Records provided:
□ □ □ □ □ □ □
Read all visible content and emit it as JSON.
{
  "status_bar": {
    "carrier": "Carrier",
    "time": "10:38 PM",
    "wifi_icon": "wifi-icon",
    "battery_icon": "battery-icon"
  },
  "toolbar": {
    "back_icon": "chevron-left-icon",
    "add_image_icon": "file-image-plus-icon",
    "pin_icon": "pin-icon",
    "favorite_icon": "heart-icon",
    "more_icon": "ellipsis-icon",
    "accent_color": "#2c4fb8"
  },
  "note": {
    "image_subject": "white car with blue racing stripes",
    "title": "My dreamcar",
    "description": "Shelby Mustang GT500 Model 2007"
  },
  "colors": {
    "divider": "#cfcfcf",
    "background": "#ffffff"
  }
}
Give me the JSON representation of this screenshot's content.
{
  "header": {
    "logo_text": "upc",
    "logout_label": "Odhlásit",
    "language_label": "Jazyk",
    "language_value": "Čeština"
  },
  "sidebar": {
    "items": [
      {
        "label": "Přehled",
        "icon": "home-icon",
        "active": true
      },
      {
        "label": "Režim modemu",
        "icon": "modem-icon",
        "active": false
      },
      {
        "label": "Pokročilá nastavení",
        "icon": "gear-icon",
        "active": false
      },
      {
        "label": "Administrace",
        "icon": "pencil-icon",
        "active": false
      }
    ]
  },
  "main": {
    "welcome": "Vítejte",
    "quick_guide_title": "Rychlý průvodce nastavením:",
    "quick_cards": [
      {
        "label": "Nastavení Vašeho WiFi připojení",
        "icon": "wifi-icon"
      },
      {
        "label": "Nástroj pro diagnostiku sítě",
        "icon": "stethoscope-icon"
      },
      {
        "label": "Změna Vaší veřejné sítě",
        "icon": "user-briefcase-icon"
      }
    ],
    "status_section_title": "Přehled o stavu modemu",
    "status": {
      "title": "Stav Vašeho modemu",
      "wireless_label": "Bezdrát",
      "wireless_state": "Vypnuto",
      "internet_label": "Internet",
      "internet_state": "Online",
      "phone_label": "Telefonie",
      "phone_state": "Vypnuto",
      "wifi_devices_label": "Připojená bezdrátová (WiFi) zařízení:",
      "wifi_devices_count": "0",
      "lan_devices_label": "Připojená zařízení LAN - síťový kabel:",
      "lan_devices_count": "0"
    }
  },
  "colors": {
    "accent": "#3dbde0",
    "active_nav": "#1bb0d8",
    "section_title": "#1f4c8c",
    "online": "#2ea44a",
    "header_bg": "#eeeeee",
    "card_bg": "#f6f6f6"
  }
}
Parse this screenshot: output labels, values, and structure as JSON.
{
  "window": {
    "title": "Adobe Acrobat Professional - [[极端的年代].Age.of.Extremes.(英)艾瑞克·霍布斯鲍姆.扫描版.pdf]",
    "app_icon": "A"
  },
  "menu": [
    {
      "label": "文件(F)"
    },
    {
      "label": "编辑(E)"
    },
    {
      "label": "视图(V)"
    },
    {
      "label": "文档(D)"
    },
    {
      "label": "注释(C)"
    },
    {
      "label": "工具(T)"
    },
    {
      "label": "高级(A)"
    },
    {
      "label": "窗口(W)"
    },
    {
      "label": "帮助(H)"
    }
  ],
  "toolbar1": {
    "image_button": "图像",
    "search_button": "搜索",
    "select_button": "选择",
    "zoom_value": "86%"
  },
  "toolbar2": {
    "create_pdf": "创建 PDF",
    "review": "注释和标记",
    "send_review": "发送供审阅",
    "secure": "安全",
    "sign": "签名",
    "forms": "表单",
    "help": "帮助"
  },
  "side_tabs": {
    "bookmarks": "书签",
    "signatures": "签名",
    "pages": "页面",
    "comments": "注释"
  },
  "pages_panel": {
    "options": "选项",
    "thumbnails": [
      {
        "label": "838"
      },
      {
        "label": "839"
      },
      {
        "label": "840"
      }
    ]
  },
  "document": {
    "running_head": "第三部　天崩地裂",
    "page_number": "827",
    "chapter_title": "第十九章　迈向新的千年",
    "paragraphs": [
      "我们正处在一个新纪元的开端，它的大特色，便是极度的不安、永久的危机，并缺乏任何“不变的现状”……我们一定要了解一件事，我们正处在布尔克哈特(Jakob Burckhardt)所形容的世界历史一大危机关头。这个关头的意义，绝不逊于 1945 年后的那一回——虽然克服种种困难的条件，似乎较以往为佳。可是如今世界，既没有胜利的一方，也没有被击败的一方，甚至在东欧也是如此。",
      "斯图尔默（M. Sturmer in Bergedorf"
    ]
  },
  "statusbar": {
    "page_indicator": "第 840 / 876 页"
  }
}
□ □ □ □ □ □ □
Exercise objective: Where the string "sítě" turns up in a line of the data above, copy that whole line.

Result of this task:
        "label": "Nástroj pro diagnostiku sítě",
        "label": "Změna Vaší veřejné sítě",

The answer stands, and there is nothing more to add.